The following case involves a seventy one year old male patient who told his family if the time ever came when he could not sustain life on his own he didn’t want measures taken to do so. This patient found out in the late summer of 2008 he had stage four pancreatic cancer. The doctor gave him about four weeks to live. At this point he took things into his own hands and made his daughter durable power of attorney for his healthcare needs. Over the next few weeks he became very week and could no longer walk. He stopped eating and drinking due to the mixture of him not feeling well and the medication he was taking. Eventually Hospice was called in to help assist with him and provide some comfort measures. Due to the increased incontinence he was having, hospice felt it was necessary to put a catheter in place. The family became concerned about him not eating and drinking and wanted an IV line started in the patient. Some of the family chose to place the line. The daughter who was the power of Attorney of healthcare over him decided a few days later to discontinue the IV line. This caused a big argument among the family members. The hospice nurse was ordered to discontinue the line. She felt horrible going into the home and discontinuing the IV line but she had to follow the doctor’s orders. Approximately one week later the patient passed away.
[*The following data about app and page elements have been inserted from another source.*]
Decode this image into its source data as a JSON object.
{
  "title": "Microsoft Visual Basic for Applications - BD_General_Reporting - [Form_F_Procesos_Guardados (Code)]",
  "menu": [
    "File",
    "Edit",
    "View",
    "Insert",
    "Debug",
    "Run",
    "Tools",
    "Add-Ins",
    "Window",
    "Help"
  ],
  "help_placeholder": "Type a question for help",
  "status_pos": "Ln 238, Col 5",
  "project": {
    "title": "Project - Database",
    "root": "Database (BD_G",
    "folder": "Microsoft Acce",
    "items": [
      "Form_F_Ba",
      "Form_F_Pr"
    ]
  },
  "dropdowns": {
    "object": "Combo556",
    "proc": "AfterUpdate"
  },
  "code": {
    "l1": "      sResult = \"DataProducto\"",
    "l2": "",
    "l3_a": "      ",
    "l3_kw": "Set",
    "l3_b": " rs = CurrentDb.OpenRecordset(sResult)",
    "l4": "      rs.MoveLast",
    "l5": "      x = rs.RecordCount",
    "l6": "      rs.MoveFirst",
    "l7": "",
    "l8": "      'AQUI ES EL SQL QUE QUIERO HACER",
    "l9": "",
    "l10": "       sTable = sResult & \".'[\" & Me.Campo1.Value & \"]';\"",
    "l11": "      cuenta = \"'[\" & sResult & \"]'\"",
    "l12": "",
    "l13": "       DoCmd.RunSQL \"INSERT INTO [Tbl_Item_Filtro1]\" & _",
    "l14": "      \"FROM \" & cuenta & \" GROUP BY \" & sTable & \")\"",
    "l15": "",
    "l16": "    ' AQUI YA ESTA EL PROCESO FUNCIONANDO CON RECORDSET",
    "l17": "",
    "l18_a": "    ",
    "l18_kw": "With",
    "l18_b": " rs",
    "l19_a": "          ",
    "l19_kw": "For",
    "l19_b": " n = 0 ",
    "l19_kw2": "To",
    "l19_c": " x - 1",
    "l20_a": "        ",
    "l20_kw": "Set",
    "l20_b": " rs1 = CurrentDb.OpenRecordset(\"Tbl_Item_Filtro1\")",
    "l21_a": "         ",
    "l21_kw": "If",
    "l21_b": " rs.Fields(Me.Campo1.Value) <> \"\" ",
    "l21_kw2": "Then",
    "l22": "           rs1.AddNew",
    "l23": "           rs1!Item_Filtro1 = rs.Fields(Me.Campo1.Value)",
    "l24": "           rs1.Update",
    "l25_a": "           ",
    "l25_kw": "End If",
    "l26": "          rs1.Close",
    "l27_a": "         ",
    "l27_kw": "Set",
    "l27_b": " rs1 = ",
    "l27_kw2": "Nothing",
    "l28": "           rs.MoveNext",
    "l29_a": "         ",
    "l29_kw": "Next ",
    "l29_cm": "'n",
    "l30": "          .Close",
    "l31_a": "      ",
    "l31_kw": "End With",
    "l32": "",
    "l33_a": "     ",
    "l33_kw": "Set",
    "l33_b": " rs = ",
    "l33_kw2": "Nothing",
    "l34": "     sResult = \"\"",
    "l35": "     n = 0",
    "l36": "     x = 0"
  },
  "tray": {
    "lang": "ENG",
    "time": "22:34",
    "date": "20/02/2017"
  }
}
The ethical decision the nurse was put in was not what she would have done with her
own family member, but this was her job and she needed to follow the orders from the physician. Multiple things need to be taken into consideration before a good a good ethical decision can be made. A good ethical decision making process is what we will be looking at throughout this paper.
When faced with the need to make an ethical judgment, we may choose the first idea
that comes to mind or take advice from another individual. However, a professional
who wishes to maximize the chances of making the best decision possible in any given
circumstance, may enhance the possibility of providing good care to the dying person and/or
loved ones, and protect them self from repercussions if someone is unhappy with the
events that took place or the outcome that followed some sort of decision making model.
Further, the importance of consultation and documentation (as well as documentation of the
consultation) throughout the decision (Hamric, Spross,: and Hanson, 12).
Step One: Gather Relevant Information
This patient was diagnosed with stage four pancreatic cancer and given a month to live. Options of treatment were discussed with the patient and his family. This patient decided he would have a stent put in to help ease the pain but that was as far as he wanted to go.
The patient decided to make his daughter the durable power of attorney for his healthcare. He stated his wishes that he wanted no measures taken to sustain his life. He believed he had lead a good long life and wanted to live his final days at home with his family not running back and forth to the hospital. The patient decided he thought the quality of his life would be better without treatment. He states “if god says it’s time to go why try and fight him
A durable power of attorney for healthcare is when you place someone else in charge of your decisions for your healthcare needs. By placing his daughter in control of healthcare decisions even though he wanted no measures taken to sustain his life she had the final say in what the decision was.
Step 2: Type of Ethical Problem
There are many types of ethical problems. Ethical problems become dilemmas when there are at least two good choices. The choice then becomes between good and good or good and bad. (Hamric, Spross,: and Hanson, 8). The nurse was placed in an ethical dilemma with this patient’s family. A ethical dilemma can occur among any type of problem that has...